"This is an illness that so many people face. We have no more stigma left in us. We're gonna love these people, whether they're fighting for their life or their long-term recovery," McMillen said.
Nathan Sorenson's addiction to heroin started at age 16.
"It just kinda took over. I was just chasing that for four years, and because of that, I was homeless, couldn't hold down a job, so I couldn't keep a roof over my head or food in my belly. And then, I also have children, and so I wasn't able to be there for them," said Sorenson, 21.
Like Bench, he is now in a residential treatment program and looking ahead with hope for the future. "And so I'm kind of just beginning my story, really," Sorenson said.

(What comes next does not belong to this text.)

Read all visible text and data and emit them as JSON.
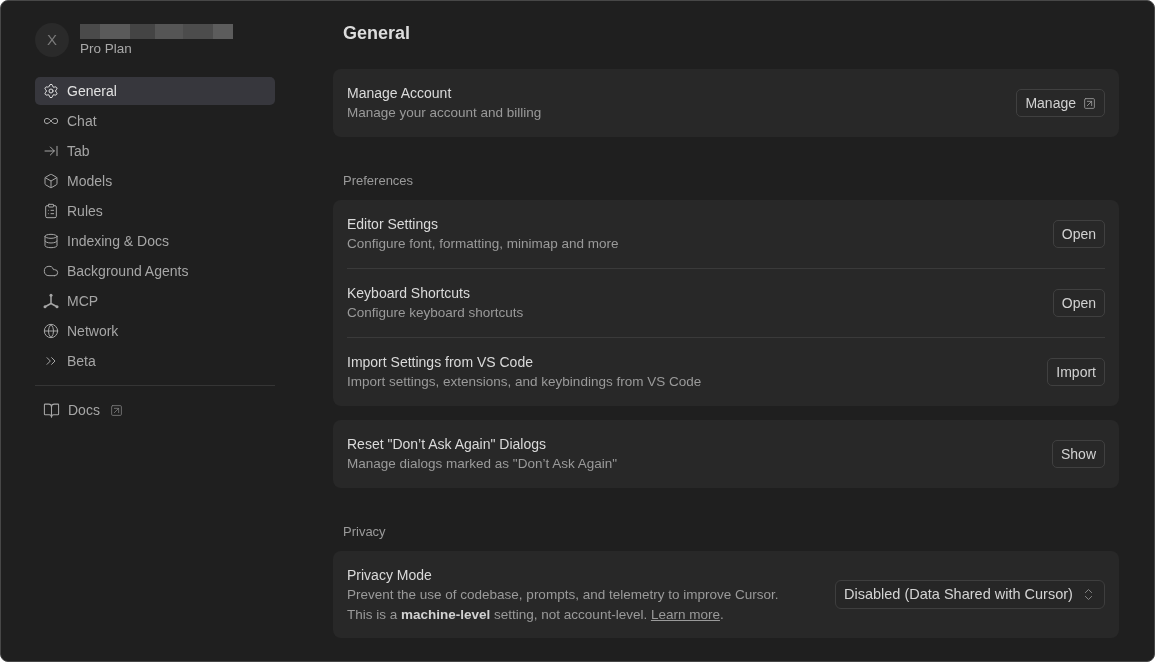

He said he wants people to understand that addiction doesn't only affect addicts but those close to them as well.
"It's extremely sad. I've been through a lot because of it, and I've put a lot of people through a lot because of it. … And now my job is just to do better, but also to make right what I've wronged," Sorenson explained.
Of addiction, Bench said he wants people to understand "just not to give up on people who are struggling with this, and to try to change their perception about the stigma of it all. It's huge," he said.
"But there are some really … brilliant people. They're talented people. And for some reason or another, just for a coping mechanism, they chose to go to drugs." But those who are ready to overcome it, "we just want our lives back," Bench said.
During the rally, advocates, recovering addicts and legislators offered their support for those going through similar difficulties. Many speakers also celebrated the partialMedicaid expansion in Utah that will go into effect in April.
Rep. Ray Ward, R-Bountiful, said, "This plan that we've made for Medicaid … this is the moment that we change in Utah from thinking about this and saying, 'Well, do you fit in a category that we think deserves to have coverage or not? … And now we have a plan for everyone to have coverage. It may still not be perfect, but the way we think about it from here on out will be different."